People have some strange ideas about sex and gender. Let’s take the current contention over who gets to use what bathroom. For those of you who are unfamiliar with what I’m referring to, here’s a quick recap.
In March of 2015, North Carolina passed House Bill 2 (HB2), which requires anyone using a public bathroom to use only the bathroom that matched the sex listed on their birth certificates. This part of the law clearly targets transgendered individuals, preventing them from using the bathrooms in which they would feel most comfortable. The bill also goes further, removing any laws that protect against discrimination — not just discrimination against LGBT folk, but any discrimination, and preventing cities and local governments from passing any new anti-discrimination laws in the future.
It’s a wide-reaching move against civil rights, and it all began when the city of Charlotte passed a law that put in place some protections for the LGBT community, including allowing a transgendered person to use the bathroom of their choice, without having to go through a lot of legal hoops to change their birth certificate.
Proponents of HB2 are very preoccupied with the idea that laws like the one Charlotte passed would allow men to enter women’s bathrooms for malicious purposes. Supporters hold signs with slogans such as “Keep Women and Kids Safe.” The underlying worry seems to be that a range of dangerous men – from Peeping Toms to pedophiles and potential assailants — will claim to be transgendered women in order to sneak into bathrooms for malicious purposes.
This panic seems to overshadow a much more important, private gender panic that might exist inside each of us. The concept of gender as separate from biology can be a difficult one. I admit to some confusion myself. It was surprising to me — though it should not have been — that my identity as a gay man did not somehow automatically make me a trans-ally. I had to really grapple with my own discomfort with a male body that did not match my cis-gendered one. That discomfort could be labeled as a form of gender panic, the welter of confusion and even anxiety that is provoked by considering that a man might have breasts, or a woman might have a penis.

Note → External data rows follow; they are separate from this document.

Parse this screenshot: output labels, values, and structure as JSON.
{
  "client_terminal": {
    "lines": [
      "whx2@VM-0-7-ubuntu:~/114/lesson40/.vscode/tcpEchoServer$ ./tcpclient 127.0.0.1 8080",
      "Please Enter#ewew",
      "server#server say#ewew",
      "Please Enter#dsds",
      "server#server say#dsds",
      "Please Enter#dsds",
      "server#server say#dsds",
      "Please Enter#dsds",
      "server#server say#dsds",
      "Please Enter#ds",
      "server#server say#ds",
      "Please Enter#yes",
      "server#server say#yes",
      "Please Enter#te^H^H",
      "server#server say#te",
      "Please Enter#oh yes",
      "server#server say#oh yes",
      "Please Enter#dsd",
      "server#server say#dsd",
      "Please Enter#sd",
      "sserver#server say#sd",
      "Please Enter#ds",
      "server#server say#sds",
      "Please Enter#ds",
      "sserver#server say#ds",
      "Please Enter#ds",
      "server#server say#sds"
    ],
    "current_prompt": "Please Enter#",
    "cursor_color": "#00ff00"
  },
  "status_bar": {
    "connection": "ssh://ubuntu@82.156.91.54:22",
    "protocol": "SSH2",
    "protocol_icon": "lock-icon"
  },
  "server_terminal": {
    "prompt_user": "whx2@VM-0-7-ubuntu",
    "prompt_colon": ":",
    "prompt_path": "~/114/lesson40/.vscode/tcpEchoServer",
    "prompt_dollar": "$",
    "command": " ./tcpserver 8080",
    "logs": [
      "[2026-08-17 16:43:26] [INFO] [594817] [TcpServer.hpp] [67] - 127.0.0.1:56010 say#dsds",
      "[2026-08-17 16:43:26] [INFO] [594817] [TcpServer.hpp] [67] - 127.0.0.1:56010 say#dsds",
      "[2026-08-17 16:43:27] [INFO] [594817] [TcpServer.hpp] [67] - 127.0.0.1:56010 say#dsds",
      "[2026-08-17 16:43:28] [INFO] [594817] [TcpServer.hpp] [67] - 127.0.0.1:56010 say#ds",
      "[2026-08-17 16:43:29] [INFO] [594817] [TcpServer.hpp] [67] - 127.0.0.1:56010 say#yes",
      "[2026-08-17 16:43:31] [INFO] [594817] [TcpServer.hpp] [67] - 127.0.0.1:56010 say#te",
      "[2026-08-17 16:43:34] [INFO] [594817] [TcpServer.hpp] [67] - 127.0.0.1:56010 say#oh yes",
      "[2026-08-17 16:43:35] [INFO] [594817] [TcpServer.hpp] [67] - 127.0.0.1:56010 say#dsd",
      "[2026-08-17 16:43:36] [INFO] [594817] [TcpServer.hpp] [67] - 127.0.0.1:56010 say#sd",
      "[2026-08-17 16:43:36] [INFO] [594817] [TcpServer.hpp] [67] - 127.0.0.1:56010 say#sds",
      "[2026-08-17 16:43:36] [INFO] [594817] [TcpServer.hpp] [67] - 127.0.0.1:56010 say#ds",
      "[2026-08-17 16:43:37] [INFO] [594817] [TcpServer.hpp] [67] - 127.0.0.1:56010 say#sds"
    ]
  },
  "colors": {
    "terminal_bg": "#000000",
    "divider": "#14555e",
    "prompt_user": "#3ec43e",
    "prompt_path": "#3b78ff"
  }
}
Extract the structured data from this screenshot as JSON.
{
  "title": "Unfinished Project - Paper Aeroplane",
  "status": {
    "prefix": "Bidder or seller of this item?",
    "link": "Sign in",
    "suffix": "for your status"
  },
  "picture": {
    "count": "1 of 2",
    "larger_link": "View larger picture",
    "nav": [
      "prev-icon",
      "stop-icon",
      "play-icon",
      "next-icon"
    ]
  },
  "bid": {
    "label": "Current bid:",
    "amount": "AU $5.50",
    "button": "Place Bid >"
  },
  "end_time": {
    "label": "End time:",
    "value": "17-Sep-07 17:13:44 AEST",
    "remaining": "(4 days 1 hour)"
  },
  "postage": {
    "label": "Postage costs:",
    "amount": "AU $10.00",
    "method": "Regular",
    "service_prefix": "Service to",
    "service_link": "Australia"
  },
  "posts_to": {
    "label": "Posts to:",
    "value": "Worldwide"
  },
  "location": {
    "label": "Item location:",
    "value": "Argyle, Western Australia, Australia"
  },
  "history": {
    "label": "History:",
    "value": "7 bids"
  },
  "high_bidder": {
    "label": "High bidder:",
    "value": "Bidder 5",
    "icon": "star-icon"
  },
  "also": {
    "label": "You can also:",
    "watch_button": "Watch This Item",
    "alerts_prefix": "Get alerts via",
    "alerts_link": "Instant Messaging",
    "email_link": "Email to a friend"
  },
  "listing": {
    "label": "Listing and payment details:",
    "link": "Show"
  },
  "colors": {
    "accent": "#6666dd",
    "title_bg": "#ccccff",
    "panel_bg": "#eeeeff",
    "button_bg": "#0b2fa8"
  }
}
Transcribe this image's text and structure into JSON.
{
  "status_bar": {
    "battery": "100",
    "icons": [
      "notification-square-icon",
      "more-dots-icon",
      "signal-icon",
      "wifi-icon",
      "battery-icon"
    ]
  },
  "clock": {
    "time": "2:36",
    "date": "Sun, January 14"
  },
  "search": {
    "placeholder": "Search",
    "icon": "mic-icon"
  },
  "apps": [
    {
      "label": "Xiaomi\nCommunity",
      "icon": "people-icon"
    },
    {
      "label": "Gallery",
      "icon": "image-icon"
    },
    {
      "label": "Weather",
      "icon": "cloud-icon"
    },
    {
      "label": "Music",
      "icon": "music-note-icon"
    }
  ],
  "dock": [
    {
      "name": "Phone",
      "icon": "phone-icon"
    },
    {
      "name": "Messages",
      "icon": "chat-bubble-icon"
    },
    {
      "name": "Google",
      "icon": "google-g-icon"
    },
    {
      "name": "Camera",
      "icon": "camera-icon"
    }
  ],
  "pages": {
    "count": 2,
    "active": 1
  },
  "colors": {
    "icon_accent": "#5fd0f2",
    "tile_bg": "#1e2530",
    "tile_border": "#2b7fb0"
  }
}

In American culture, men can be viewed as unable to control their sexual impulses. It’s related to a “boys will be boys” attitude, which is often used to excuse bullying or fighting. For some, it’s even taken farther, such as the father of a former Stanford student who described his son raping a woman as “20 minutes of action.” People who are afraid of men’s sexuality, such as the supporters of HB2, and people who valorize it, such as the father quoted above, are all promoting a certain kind of masculinity, rooted in violence and predation. There is a message being conveyed that men are inherently violent, and I don’t believe that is true.
Can you be manly without being aggressive? Yes, of course. Can you be aggressive without being violent? Yes, of course. But in order to do so, we have to teach boys and men how to manage their impulses, instead of saying they are defined by them. This is an issue of a certain kind of masculinity, and by expanding our personal notions of gender it allows for us to be more than the examples we see around us and on the news. There are comparable problems in portrayals of women and feminine identity — such as the idealization and objectification of a certain kind of femininity — but I won’t comment on it at this time.
As for the issue of bathrooms for transgender men and women, it might be helpful for all of us to remember that they were once boys and girls, and that increasing numbers of “boys” openly consider themselves to be girls, and vice versa. Picture a biological girl who is a transgender boy, who has to be at school for eight hours, during which time he needs to go to the bathroom. In the boys’ bathroom– urinals, and one stall without a door — there’s no way to avoid exposing his anatomically female body to lots of boys he doesn’t even know. How safe will he be? In the girls’ bathroom, several of his friends know he considers himself a boy. How safe will they feel if he’s there?
It turns out that gender-neutral bathrooms might help keep all of us safe when we have to use public bathrooms. As for keeping any of us safe from our own panic or society’s, that’s another story.
By Toni Heineman